Web page and app entries
--- START ---

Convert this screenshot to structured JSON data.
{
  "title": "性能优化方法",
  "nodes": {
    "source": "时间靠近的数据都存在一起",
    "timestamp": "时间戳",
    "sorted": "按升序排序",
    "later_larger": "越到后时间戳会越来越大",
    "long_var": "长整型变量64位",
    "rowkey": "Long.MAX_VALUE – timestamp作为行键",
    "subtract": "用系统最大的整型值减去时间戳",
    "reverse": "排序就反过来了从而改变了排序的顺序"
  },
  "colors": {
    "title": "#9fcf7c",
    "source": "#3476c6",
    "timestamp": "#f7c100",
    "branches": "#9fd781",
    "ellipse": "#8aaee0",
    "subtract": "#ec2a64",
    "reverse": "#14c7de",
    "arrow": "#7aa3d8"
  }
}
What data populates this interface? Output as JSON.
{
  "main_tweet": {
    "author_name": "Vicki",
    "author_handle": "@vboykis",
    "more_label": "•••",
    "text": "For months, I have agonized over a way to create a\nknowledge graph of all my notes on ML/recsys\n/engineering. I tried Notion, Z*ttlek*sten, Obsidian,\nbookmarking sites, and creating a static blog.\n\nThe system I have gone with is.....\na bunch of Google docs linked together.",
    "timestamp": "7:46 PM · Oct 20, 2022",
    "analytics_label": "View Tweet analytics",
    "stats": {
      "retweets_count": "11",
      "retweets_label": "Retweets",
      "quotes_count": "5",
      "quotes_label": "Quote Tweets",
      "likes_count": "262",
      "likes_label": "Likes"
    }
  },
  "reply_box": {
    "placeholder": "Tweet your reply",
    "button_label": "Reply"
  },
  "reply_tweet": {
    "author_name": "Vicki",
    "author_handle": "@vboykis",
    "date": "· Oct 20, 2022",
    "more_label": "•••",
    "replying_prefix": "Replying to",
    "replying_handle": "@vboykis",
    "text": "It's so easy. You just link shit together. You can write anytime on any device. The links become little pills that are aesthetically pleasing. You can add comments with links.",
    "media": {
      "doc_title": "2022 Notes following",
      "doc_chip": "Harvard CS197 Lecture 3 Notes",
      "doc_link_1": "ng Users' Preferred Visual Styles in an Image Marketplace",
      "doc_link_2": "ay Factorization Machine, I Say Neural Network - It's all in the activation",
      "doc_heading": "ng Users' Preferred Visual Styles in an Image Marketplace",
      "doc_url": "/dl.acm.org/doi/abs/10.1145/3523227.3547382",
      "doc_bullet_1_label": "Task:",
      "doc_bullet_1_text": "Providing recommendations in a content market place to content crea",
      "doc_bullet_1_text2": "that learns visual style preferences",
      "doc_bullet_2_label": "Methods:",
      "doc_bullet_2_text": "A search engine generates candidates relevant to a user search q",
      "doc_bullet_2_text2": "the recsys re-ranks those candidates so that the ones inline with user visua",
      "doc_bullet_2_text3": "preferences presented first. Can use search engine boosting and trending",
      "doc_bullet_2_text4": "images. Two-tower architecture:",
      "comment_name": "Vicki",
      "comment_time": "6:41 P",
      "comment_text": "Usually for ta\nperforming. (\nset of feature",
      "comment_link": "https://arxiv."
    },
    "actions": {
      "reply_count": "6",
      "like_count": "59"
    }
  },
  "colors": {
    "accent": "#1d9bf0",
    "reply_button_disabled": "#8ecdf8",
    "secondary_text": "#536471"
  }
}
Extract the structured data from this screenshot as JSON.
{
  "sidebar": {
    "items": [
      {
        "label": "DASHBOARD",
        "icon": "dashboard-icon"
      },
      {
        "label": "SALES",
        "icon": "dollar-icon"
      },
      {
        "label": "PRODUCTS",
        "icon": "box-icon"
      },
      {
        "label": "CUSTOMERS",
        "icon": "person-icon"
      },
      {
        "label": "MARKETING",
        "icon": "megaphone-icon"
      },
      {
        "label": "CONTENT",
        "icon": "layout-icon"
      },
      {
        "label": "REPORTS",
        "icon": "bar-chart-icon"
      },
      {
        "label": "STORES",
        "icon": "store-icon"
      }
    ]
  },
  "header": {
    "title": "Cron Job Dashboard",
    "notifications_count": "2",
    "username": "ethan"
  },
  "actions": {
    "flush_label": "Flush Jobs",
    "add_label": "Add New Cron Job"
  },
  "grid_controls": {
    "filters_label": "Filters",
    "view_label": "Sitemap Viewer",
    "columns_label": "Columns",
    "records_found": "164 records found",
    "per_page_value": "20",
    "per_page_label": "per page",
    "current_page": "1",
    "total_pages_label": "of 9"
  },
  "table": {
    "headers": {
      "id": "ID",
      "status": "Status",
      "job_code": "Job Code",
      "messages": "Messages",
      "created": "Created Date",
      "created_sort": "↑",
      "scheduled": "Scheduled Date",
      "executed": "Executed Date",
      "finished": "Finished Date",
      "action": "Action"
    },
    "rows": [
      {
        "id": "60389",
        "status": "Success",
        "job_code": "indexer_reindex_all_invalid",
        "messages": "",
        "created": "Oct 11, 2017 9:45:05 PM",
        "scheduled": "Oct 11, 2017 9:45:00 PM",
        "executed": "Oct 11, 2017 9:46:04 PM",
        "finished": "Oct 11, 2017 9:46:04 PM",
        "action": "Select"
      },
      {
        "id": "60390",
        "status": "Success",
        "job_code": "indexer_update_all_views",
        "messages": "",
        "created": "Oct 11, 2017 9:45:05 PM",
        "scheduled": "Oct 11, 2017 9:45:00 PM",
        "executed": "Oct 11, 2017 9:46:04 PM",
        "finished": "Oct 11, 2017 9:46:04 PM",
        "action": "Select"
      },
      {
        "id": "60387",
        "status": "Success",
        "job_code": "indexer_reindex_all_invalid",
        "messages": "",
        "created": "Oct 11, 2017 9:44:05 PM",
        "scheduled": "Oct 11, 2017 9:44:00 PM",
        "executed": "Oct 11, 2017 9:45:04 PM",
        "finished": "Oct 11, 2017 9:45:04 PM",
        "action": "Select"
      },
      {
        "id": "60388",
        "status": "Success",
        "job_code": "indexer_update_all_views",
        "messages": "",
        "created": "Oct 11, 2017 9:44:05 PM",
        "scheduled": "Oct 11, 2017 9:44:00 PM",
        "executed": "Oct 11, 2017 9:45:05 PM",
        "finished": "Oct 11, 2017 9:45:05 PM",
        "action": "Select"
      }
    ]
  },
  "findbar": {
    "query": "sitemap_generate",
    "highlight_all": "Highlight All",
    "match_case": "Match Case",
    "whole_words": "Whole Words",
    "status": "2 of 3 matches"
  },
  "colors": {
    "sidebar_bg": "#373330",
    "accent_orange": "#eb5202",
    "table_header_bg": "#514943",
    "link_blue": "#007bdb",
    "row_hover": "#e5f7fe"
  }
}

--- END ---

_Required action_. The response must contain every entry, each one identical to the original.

_The answer_.
Convert this screenshot to structured JSON data.
{
  "title": "性能优化方法",
  "nodes": {
    "source": "时间靠近的数据都存在一起",
    "timestamp": "时间戳",
    "sorted": "按升序排序",
    "later_larger": "越到后时间戳会越来越大",
    "long_var": "长整型变量64位",
    "rowkey": "Long.MAX_VALUE – timestamp作为行键",
    "subtract": "用系统最大的整型值减去时间戳",
    "reverse": "排序就反过来了从而改变了排序的顺序"
  },
  "colors": {
    "title": "#9fcf7c",
    "source": "#3476c6",
    "timestamp": "#f7c100",
    "branches": "#9fd781",
    "ellipse": "#8aaee0",
    "subtract": "#ec2a64",
    "reverse": "#14c7de",
    "arrow": "#7aa3d8"
  }
}
What data populates this interface? Output as JSON.
{
  "main_tweet": {
    "author_name": "Vicki",
    "author_handle": "@vboykis",
    "more_label": "•••",
    "text": "For months, I have agonized over a way to create a\nknowledge graph of all my notes on ML/recsys\n/engineering. I tried Notion, Z*ttlek*sten, Obsidian,\nbookmarking sites, and creating a static blog.\n\nThe system I have gone with is.....\na bunch of Google docs linked together.",
    "timestamp": "7:46 PM · Oct 20, 2022",
    "analytics_label": "View Tweet analytics",
    "stats": {
      "retweets_count": "11",
      "retweets_label": "Retweets",
      "quotes_count": "5",
      "quotes_label": "Quote Tweets",
      "likes_count": "262",
      "likes_label": "Likes"
    }
  },
  "reply_box": {
    "placeholder": "Tweet your reply",
    "button_label": "Reply"
  },
  "reply_tweet": {
    "author_name": "Vicki",
    "author_handle": "@vboykis",
    "date": "· Oct 20, 2022",
    "more_label": "•••",
    "replying_prefix": "Replying to",
    "replying_handle": "@vboykis",
    "text": "It's so easy. You just link shit together. You can write anytime on any device. The links become little pills that are aesthetically pleasing. You can add comments with links.",
    "media": {
      "doc_title": "2022 Notes following",
      "doc_chip": "Harvard CS197 Lecture 3 Notes",
      "doc_link_1": "ng Users' Preferred Visual Styles in an Image Marketplace",
      "doc_link_2": "ay Factorization Machine, I Say Neural Network - It's all in the activation",
      "doc_heading": "ng Users' Preferred Visual Styles in an Image Marketplace",
      "doc_url": "/dl.acm.org/doi/abs/10.1145/3523227.3547382",
      "doc_bullet_1_label": "Task:",
      "doc_bullet_1_text": "Providing recommendations in a content market place to content crea",
      "doc_bullet_1_text2": "that learns visual style preferences",
      "doc_bullet_2_label": "Methods:",
      "doc_bullet_2_text": "A search engine generates candidates relevant to a user search q",
      "doc_bullet_2_text2": "the recsys re-ranks those candidates so that the ones inline with user visua",
      "doc_bullet_2_text3": "preferences presented first. Can use search engine boosting and trending",
      "doc_bullet_2_text4": "images. Two-tower architecture:",
      "comment_name": "Vicki",
      "comment_time": "6:41 P",
      "comment_text": "Usually for ta\nperforming. (\nset of feature",
      "comment_link": "https://arxiv."
    },
    "actions": {
      "reply_count": "6",
      "like_count": "59"
    }
  },
  "colors": {
    "accent": "#1d9bf0",
    "reply_button_disabled": "#8ecdf8",
    "secondary_text": "#536471"
  }
}
Extract the structured data from this screenshot as JSON.
{
  "sidebar": {
    "items": [
      {
        "label": "DASHBOARD",
        "icon": "dashboard-icon"
      },
      {
        "label": "SALES",
        "icon": "dollar-icon"
      },
      {
        "label": "PRODUCTS",
        "icon": "box-icon"
      },
      {
        "label": "CUSTOMERS",
        "icon": "person-icon"
      },
      {
        "label": "MARKETING",
        "icon": "megaphone-icon"
      },
      {
        "label": "CONTENT",
        "icon": "layout-icon"
      },
      {
        "label": "REPORTS",
        "icon": "bar-chart-icon"
      },
      {
        "label": "STORES",
        "icon": "store-icon"
      }
    ]
  },
  "header": {
    "title": "Cron Job Dashboard",
    "notifications_count": "2",
    "username": "ethan"
  },
  "actions": {
    "flush_label": "Flush Jobs",
    "add_label": "Add New Cron Job"
  },
  "grid_controls": {
    "filters_label": "Filters",
    "view_label": "Sitemap Viewer",
    "columns_label": "Columns",
    "records_found": "164 records found",
    "per_page_value": "20",
    "per_page_label": "per page",
    "current_page": "1",
    "total_pages_label": "of 9"
  },
  "table": {
    "headers": {
      "id": "ID",
      "status": "Status",
      "job_code": "Job Code",
      "messages": "Messages",
      "created": "Created Date",
      "created_sort": "↑",
      "scheduled": "Scheduled Date",
      "executed": "Executed Date",
      "finished": "Finished Date",
      "action": "Action"
    },
    "rows": [
      {
        "id": "60389",
        "status": "Success",
        "job_code": "indexer_reindex_all_invalid",
        "messages": "",
        "created": "Oct 11, 2017 9:45:05 PM",
        "scheduled": "Oct 11, 2017 9:45:00 PM",
        "executed": "Oct 11, 2017 9:46:04 PM",
        "finished": "Oct 11, 2017 9:46:04 PM",
        "action": "Select"
      },
      {
        "id": "60390",
        "status": "Success",
        "job_code": "indexer_update_all_views",
        "messages": "",
        "created": "Oct 11, 2017 9:45:05 PM",
        "scheduled": "Oct 11, 2017 9:45:00 PM",
        "executed": "Oct 11, 2017 9:46:04 PM",
        "finished": "Oct 11, 2017 9:46:04 PM",
        "action": "Select"
      },
      {
        "id": "60387",
        "status": "Success",
        "job_code": "indexer_reindex_all_invalid",
        "messages": "",
        "created": "Oct 11, 2017 9:44:05 PM",
        "scheduled": "Oct 11, 2017 9:44:00 PM",
        "executed": "Oct 11, 2017 9:45:04 PM",
        "finished": "Oct 11, 2017 9:45:04 PM",
        "action": "Select"
      },
      {
        "id": "60388",
        "status": "Success",
        "job_code": "indexer_update_all_views",
        "messages": "",
        "created": "Oct 11, 2017 9:44:05 PM",
        "scheduled": "Oct 11, 2017 9:44:00 PM",
        "executed": "Oct 11, 2017 9:45:05 PM",
        "finished": "Oct 11, 2017 9:45:05 PM",
        "action": "Select"
      }
    ]
  },
  "findbar": {
    "query": "sitemap_generate",
    "highlight_all": "Highlight All",
    "match_case": "Match Case",
    "whole_words": "Whole Words",
    "status": "2 of 3 matches"
  },
  "colors": {
    "sidebar_bg": "#373330",
    "accent_orange": "#eb5202",
    "table_header_bg": "#514943",
    "link_blue": "#007bdb",
    "row_hover": "#e5f7fe"
  }
}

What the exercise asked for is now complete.